Data shown START
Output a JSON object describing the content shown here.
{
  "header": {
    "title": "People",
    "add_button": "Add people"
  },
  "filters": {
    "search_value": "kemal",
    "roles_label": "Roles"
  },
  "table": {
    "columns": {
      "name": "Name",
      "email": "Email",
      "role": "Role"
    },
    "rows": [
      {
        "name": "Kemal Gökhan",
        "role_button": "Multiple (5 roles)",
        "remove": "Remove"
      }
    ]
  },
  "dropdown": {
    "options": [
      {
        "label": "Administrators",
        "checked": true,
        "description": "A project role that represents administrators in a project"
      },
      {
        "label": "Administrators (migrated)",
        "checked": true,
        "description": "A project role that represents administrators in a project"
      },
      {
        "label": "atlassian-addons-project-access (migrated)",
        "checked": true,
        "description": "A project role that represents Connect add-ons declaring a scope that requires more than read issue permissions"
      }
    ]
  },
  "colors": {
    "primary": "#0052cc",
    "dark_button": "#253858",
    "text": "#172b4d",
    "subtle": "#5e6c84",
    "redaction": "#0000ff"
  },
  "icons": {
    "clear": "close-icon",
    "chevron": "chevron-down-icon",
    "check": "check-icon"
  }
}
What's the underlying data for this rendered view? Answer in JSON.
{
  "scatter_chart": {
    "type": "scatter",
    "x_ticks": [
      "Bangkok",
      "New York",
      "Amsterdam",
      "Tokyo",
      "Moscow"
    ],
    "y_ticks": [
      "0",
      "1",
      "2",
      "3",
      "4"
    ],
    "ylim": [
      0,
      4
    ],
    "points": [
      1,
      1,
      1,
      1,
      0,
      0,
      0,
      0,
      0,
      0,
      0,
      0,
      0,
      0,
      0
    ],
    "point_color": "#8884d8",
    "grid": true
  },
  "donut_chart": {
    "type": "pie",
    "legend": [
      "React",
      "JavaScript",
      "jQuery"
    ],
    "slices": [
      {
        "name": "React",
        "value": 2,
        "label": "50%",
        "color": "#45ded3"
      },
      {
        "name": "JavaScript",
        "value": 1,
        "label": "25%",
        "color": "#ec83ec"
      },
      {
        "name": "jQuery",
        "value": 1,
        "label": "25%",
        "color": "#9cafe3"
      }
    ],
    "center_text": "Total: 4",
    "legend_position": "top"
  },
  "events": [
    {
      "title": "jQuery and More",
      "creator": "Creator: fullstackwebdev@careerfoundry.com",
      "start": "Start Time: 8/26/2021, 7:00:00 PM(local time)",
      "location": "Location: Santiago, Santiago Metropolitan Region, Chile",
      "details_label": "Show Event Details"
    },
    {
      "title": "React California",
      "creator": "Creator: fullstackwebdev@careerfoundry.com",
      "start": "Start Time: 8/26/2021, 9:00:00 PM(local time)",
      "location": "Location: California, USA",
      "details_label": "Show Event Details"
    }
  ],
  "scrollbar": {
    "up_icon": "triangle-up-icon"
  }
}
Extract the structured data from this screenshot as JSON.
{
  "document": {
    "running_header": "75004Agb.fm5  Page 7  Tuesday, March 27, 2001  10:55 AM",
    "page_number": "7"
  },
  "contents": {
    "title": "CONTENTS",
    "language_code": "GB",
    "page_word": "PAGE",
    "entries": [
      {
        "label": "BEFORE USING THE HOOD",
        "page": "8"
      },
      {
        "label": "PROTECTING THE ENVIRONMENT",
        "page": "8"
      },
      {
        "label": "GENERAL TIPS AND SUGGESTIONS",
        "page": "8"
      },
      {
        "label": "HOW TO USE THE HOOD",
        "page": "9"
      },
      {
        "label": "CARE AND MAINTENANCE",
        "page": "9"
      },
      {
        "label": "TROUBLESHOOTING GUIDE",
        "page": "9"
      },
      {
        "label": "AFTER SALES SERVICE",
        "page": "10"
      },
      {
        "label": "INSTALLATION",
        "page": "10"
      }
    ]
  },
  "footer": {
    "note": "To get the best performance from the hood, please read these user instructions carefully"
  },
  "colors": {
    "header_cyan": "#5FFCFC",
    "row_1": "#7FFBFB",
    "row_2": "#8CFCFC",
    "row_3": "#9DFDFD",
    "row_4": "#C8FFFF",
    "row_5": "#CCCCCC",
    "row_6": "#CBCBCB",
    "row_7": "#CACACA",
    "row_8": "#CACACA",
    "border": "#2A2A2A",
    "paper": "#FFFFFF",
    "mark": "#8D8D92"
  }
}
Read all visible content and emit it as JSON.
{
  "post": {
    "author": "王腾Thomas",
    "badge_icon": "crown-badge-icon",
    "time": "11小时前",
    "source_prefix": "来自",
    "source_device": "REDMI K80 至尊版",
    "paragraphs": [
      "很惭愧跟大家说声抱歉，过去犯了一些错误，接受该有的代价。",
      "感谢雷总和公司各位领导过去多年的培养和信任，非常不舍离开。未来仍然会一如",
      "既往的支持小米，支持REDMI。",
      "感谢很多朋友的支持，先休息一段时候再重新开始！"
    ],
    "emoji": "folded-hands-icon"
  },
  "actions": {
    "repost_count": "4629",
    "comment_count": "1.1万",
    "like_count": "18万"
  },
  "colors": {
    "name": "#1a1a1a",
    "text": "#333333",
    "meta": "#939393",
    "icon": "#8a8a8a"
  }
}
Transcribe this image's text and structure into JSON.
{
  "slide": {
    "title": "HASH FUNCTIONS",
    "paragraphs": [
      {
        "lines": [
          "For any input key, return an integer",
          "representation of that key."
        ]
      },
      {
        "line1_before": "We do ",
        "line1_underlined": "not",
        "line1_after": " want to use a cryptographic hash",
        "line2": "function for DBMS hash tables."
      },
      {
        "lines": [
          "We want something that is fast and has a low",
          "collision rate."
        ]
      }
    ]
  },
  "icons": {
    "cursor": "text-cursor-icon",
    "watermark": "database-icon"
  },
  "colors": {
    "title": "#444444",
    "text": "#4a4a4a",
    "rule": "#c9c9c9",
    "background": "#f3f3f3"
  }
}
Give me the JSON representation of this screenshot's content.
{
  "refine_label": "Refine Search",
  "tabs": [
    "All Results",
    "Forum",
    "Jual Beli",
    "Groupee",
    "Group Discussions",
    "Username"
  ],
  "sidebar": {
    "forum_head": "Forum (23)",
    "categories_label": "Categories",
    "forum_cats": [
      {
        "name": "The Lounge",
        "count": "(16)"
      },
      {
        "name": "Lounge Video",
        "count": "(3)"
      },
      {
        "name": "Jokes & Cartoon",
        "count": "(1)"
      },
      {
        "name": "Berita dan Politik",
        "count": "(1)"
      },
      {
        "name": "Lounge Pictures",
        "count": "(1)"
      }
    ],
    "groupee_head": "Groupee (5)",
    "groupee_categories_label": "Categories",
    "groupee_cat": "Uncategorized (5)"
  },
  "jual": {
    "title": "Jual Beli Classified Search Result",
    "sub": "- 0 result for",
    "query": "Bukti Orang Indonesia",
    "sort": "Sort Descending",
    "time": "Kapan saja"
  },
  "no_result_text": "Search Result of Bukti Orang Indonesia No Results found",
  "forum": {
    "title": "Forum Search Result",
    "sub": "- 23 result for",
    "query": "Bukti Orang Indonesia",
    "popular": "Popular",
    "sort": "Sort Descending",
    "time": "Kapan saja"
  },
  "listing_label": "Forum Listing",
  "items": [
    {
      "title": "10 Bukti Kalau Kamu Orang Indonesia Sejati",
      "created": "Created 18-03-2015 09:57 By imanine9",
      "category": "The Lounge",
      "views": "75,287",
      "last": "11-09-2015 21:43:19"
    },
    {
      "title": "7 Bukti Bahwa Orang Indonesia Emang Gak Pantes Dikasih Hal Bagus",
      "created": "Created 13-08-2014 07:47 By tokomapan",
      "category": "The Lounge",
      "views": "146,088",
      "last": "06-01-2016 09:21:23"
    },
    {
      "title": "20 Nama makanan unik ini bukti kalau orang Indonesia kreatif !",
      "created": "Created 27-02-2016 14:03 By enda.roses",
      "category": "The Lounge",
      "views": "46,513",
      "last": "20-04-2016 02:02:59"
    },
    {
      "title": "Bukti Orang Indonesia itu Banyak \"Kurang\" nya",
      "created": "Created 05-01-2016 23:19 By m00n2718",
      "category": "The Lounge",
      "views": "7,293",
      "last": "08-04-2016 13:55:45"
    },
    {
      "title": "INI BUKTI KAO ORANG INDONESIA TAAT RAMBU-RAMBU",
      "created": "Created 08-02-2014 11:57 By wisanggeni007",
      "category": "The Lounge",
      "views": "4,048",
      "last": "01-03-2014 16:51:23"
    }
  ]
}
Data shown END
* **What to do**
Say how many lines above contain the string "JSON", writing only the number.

* **Task result**
6